NFL teams over the salary cap see the bridge fast approaching. The New Orleans Saints, forced to shed $20 million to get under the weight limit before the new league year begins Tuesday, are one of them.
And as the organization started to do so this Wednesday, veteran running back Pierre Thomas was the first to be let go.
Thomas didn’t weigh heavily against the cap. But by the time the 30-year-old was released, $1.7 million in cap savings and $830,000 in dead money were all that remained from the three-year, $6.9 million contract he restructured last March.
He was one of eight Saints players left from the Super Bowl XLIV team, a team he proved integral to both before and after his 16-yard touchdown screen gave New Orleans a 13-10 lead five Februaries ago. And he could be one player the New England Patriots find interest in after this February’s team.
New England heads into free agency with dominoes yet to fall went it comes to cornerback Darrelle Revis’ 20 million option, the potential restructure of receiver Danny Amendola’s deal or linebacker Jerod Mayo’s, as well as the looming unrestricted free agency of free safety Devin McCourty.
Defensive tackle and team captain Vince Wilfork announced Thursday that the Patriots will not pick up his two-year option. But there are more dominoes in play as the organization vies to get under the adjusted cap number.
One of them resides in the hands of halfback Shane Vereen, who, along with fellow Patriots rusher Stevan Ridley, are also scheduled to become unrestricted free agents in the coming week.
The availability of Thomas could present New England with an alternative to the 2011 second-round pick out of California more so than the third-round pick out LSU. Yet that alternative, four years older, one inch taller and 10 pounds heavier, is something to consider. It is something of a contingency plan, should Vereen not return to the team that drafted him four years ago, and the one he caught 11 passes for last month.
Thomas draws some semblance in terms of role. But he’s a different kind of player cut out for that role. He isn’t electrifying. He isn’t a mismatch out wide. What he is, is in a sense, indicative of the way he entered the league.
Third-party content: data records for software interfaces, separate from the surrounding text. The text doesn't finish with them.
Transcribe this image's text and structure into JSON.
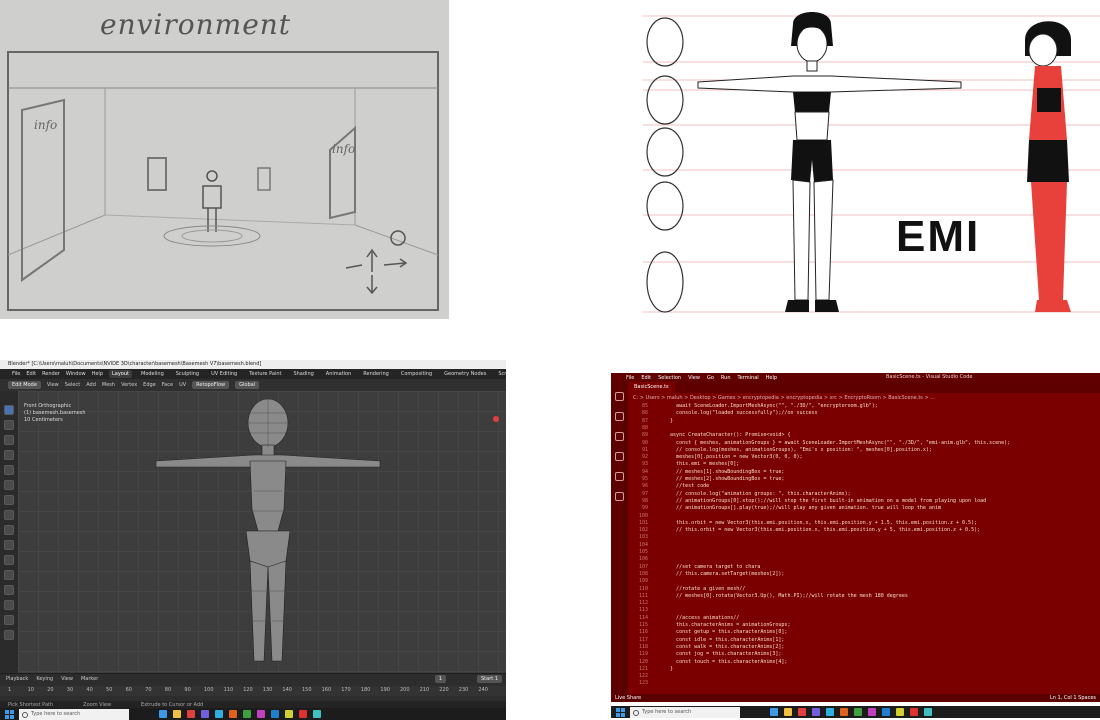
{
  "sketch": {
    "title": "environment",
    "info_left": "info",
    "info_right": "info"
  },
  "character": {
    "label": "EMI"
  },
  "blender": {
    "window_title": "Blender* [C:\\Users\\maluh\\Documents\\NVIDE 3D\\character\\basemesh\\Basemesh V7\\basemesh.blend]",
    "menu": [
      "File",
      "Edit",
      "Render",
      "Window",
      "Help"
    ],
    "workspaces": [
      "Layout",
      "Modeling",
      "Sculpting",
      "UV Editing",
      "Texture Paint",
      "Shading",
      "Animation",
      "Rendering",
      "Compositing",
      "Geometry Nodes",
      "Scripting"
    ],
    "active_workspace": "Layout",
    "mode": "Edit Mode",
    "header_menu": [
      "View",
      "Select",
      "Add",
      "Mesh",
      "Vertex",
      "Edge",
      "Face",
      "UV"
    ],
    "retopoflow": "RetopoFlow",
    "transform": "Global",
    "viewport_info": [
      "Front Orthographic",
      "(1) basemesh.basemesh",
      "10 Centimeters"
    ],
    "timeline": {
      "menu": [
        "Playback",
        "Keying",
        "View",
        "Marker"
      ],
      "ticks": [
        "1",
        "10",
        "20",
        "30",
        "40",
        "50",
        "60",
        "70",
        "80",
        "90",
        "100",
        "110",
        "120",
        "130",
        "140",
        "150",
        "160",
        "170",
        "180",
        "190",
        "200",
        "210",
        "220",
        "230",
        "240"
      ],
      "frame": "1",
      "start_label": "Start",
      "start": "1"
    },
    "status": [
      "Pick Shortest Path",
      "Zoom View",
      "Extrude to Cursor or Add"
    ]
  },
  "vscode": {
    "menu": [
      "File",
      "Edit",
      "Selection",
      "View",
      "Go",
      "Run",
      "Terminal",
      "Help"
    ],
    "window_title": "BasicScene.ts - Visual Studio Code",
    "tab": "BasicScene.ts",
    "breadcrumb": "C: > Users > maluh > Desktop > Games > encryptopedia > encryptopedia > src > EncryptoRoom > BasicScene.ts > ...",
    "status_left": "Live Share",
    "status_right": "Ln 1, Col 1  Spaces",
    "lines": [
      {
        "n": "85",
        "code": "      await SceneLoader.ImportMeshAsync(\"\", \"./3D/\", \"encryptoroom.glb\");"
      },
      {
        "n": "86",
        "code": "      console.log(\"loaded successfully\");//on success"
      },
      {
        "n": "87",
        "code": "    }"
      },
      {
        "n": "88",
        "code": ""
      },
      {
        "n": "89",
        "code": "    async CreateCharacter(): Promise<void> {"
      },
      {
        "n": "90",
        "code": "      const { meshes, animationGroups } = await SceneLoader.ImportMeshAsync(\"\", \"./3D/\", \"emi-anim.glb\", this.scene);"
      },
      {
        "n": "91",
        "code": "      // console.log(meshes, animationGroups), \"Emi's x position: \", meshes[0].position.x);"
      },
      {
        "n": "92",
        "code": "      meshes[0].position = new Vector3(0, 0, 0);"
      },
      {
        "n": "93",
        "code": "      this.emi = meshes[0];"
      },
      {
        "n": "94",
        "code": "      // meshes[1].showBoundingBox = true;"
      },
      {
        "n": "95",
        "code": "      // meshes[2].showBoundingBox = true;"
      },
      {
        "n": "96",
        "code": "      //test code"
      },
      {
        "n": "97",
        "code": "      // console.log(\"animation groups: \", this.characterAnims);"
      },
      {
        "n": "98",
        "code": "      // animationGroups[0].stop();//will stop the first built-in animation on a model from playing upon load"
      },
      {
        "n": "99",
        "code": "      // animationGroups[].play(true);//will play any given animation. true will loop the anim"
      },
      {
        "n": "100",
        "code": ""
      },
      {
        "n": "101",
        "code": "      this.orbit = new Vector3(this.emi.position.x, this.emi.position.y + 1.5, this.emi.position.z + 0.5);"
      },
      {
        "n": "102",
        "code": "      // this.orbit = new Vector3(this.emi.position.x, this.emi.position.y + 5, this.emi.position.z + 0.5);"
      },
      {
        "n": "103",
        "code": ""
      },
      {
        "n": "104",
        "code": ""
      },
      {
        "n": "105",
        "code": ""
      },
      {
        "n": "106",
        "code": ""
      },
      {
        "n": "107",
        "code": "      //set camera target to chara"
      },
      {
        "n": "108",
        "code": "      // this.camera.setTarget(meshes[2]);"
      },
      {
        "n": "109",
        "code": ""
      },
      {
        "n": "110",
        "code": "      //rotate a given mesh//"
      },
      {
        "n": "111",
        "code": "      // meshes[0].rotate(Vector3.Up(), Math.PI);//will rotate the mesh 180 degrees"
      },
      {
        "n": "112",
        "code": ""
      },
      {
        "n": "113",
        "code": ""
      },
      {
        "n": "114",
        "code": "      //access animations//"
      },
      {
        "n": "115",
        "code": "      this.characterAnims = animationGroups;"
      },
      {
        "n": "116",
        "code": "      const getup = this.characterAnims[0];"
      },
      {
        "n": "117",
        "code": "      const idle = this.characterAnims[1];"
      },
      {
        "n": "118",
        "code": "      const walk = this.characterAnims[2];"
      },
      {
        "n": "119",
        "code": "      const jog = this.characterAnims[3];"
      },
      {
        "n": "120",
        "code": "      const touch = this.characterAnims[4];"
      },
      {
        "n": "121",
        "code": "    }"
      },
      {
        "n": "122",
        "code": ""
      },
      {
        "n": "123",
        "code": ""
      }
    ]
  },
  "taskbar": {
    "search_placeholder": "Type here to search",
    "app_colors": [
      "#3c9ae8",
      "#f0c040",
      "#e04040",
      "#7060e0",
      "#30b0e0",
      "#e06020",
      "#40a040",
      "#c040c0",
      "#2080d0",
      "#d0d030",
      "#e03030",
      "#40c0c0"
    ]
  }
}
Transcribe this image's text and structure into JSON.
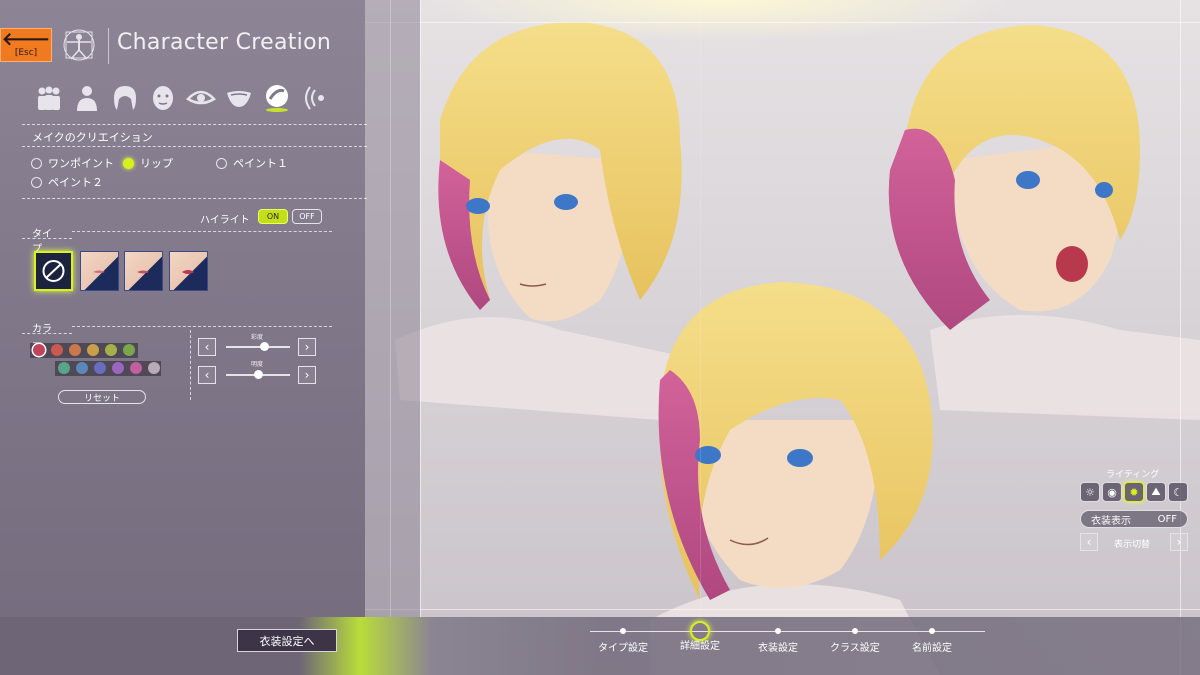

Not invited to the NFL Scouting Combine and not drafted by an NFL team in 2007, the Illinois product made his home in New Orleans by doing the little things. Those little things made him an every-phase player. His impact on special teams, as well as his impact as a pass blocker, a receiver and a rusher, kept him there for eight seasons.
Thomas carved his place, whether it be as a returner during his early years, or as a third-down threat from “11” personnel in his later years. Throughout, he finished plays low to the ground with his legs still churning. And from beginning to end, he finished having played in 105 regular-season games for the Saints, amassing 3,745 rushing yards on 818 carries, 2,608 yards on 327 catches, and 40 total touchdowns.
He rushed for 4.8 yards per carry in five of his campaigns with New Orleans, and 4.9 as recently as 2014. And although it was also in 2014 that Thomas was limited to a career-low 222 rushing yards, catching as many passes – 45 – as carries he had handled, he pieced together a career-high 34.4 receiving yards per game.
One turn back to quarterback Drew Brees at a time, the high-percentage plays added up. The season, though, did not add up to what it could have.
The 5-foot-11, 215-pound back missed five games because of foot and rib injuries. The latter ultimately sent him to injured reserve before Week 17, as he quietly left in the middle of his final game as a member of the Saints.
Quietly, he left the Saints fourth in franchise history in rushing yards, sixth in receptions, and 14th in receiving yards.
There’s reason to believe what he has left should continue to translate not far from the way it already has. When healthy, Thomas has been reliability. He had missed one game over his previous three seasons heading into 2014, but it’s his steadiness out of the backfield, his blitz pickup, his ball security, and what he’s done to provide another layer to a rotation that has kept him going.
Thomas’ greatest runs in a Saints uniform were without finesse or breakaway speed; they were subtle. They were smooth more than they were sudden. His patience to allow the blocks on his slip screens to develop, his agility to shift just enough into space, his vision to run by tackles, his strength and balance to bounce off of them – all of which are still part of his mold.
And should the Patriots’ backfield take on a new shape, his mold could be fit for it.